Monday, 24 October 2016

Gold Chrysanthemum Brooch



I made another chrysanthemum brooch for a friend's birthday. The pattern is from Bead Metamorphosis by Lisa Kan. I love the design  but the daggers and rizo beads still move a bit more than I would like. I'm planning to make another one soon so I'll have to see if I can find a way to firm them up.


Sunday, 25 September 2016

Peacock Mat


Two years after I started it, the Peacock mat, my Phase 4 Japanese Embroidery piece, is finished. For a large portion of the time this has been a background work in progress project and a fair chunk has been done while demonstrating at craft fairs.


A wide range of beads were used in this design. Seeing it come to life as each different colour was added, was very rewarding. The kit came only with a design sheet and a picture of the finished mat, so some judgement was needed when deciding which beads to put where. This means that every version of the design will be slightly different and personal to the embroiderer who worked on it.


If I was making it up into a mat I would need to add tassels on the corner but I think I will probably get it framed.



Friday, 2 September 2016

Shibori Silk Style


When I go to the Houston Quilt Festival I meet up with my sewing friend, Steph, who now lives in New Zealand. We get to spend a whole week together doing the things we enjoy without dragging bored families behind us. Our last visit to Houston Quilt Festival was in 2014 and as usual the workshops played a big role. The first workshop of the week was a 2 day class called Shibori Silk Style. The first day was spent shibori dyeing with  Glennis Dolce, and the second day was spent sewing together a jacket using our dyed fabrics with Katrina Walker. When we arrived at the class we each had a package of beautiful kimonos all ready for us to dye. As soon as I saw this package, I knew it was going to be a fun day.




We used different techniques on each piece of silk. This piece of silk chiffon was wrapped around a pipe with string and gathered up. The result reminds me of a Doctor Who monster.


This silk damask was already interesting, so it was simply dyed, bringing out the detail of the embossed design.



I can't remember what this fabric was but I think I scrunched in a ball and let it float around in the dye bath.


This was my favourite piece. The long strips of silk were folded concertina style and clamped between 2 perspex circles.
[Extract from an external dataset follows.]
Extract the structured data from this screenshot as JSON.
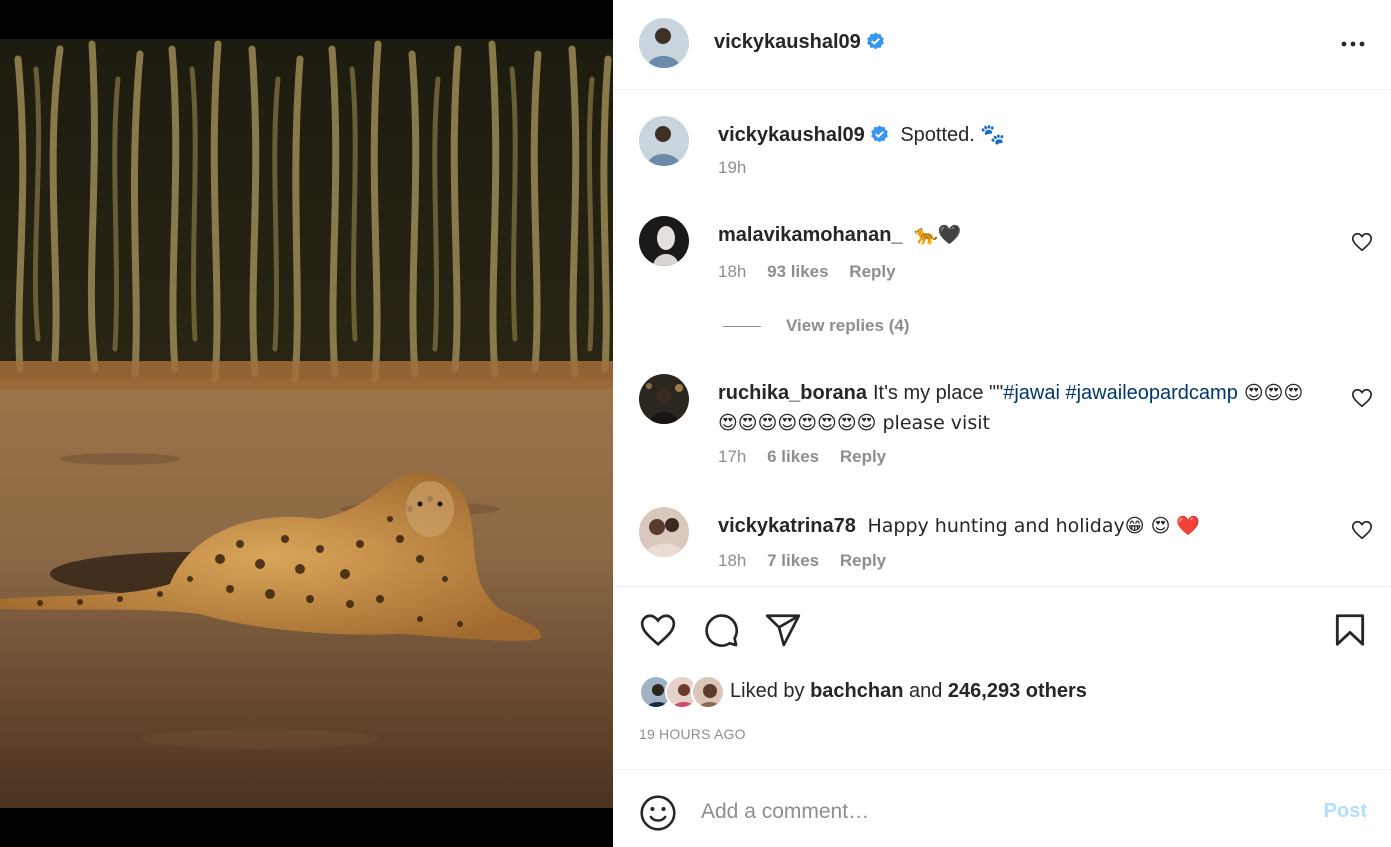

Of course there are names for the all the techniques. But I'm afraid I was too busy getting on and having a go to take notes.



The mandala on this piece of silk was created by circles of running stitch and tightening it up around a broom handle. This was to be the centerpiece on the back of the jacket.


The last piece of fabric was a simple piece of cotton. I think I just folded this and dipped the edges in the dye bath. I love the unexpected images that appear. I can see a dog's face on the right side of this fabric.


A washing line was setup in the corridor outside the classroom so we could peg out our strips to dry.  There were 2 large dye baths at the front of the class, one dark and one light. I chose to use the lighter bath for all my strips



 At the end of the first day, we found the indigo dye was coming off on our hands so we did a rinsing session in our hotel room. We made sure we cleaned up after ourselves. I won't say which hotel it was in because we'd quite like to stay there again some time.



Here's the full set of dyed fabric ready for the second day of the workshop, sewing up the jacket with Katrina. Dressmaking is something I'd like to do more of but I haven't really got to grips with it yet. Fortunately the design for the jacket was fairly simple. French seams were used to construct the back and front pieces. Katrina then helped us all fit the jackets at our shoulders. After that it was just a matter of sewing up the shoulder and side seams. The silk chiffon strip should have ended up as a scarf but I wasn't able to finish the edges without damaging the fabric. Perhaps I should have taken better notes.

Steph and I are heading back to Houston this year. The hotel, flights and workshops are all booked. All we need to do now is organise the workshop supplies.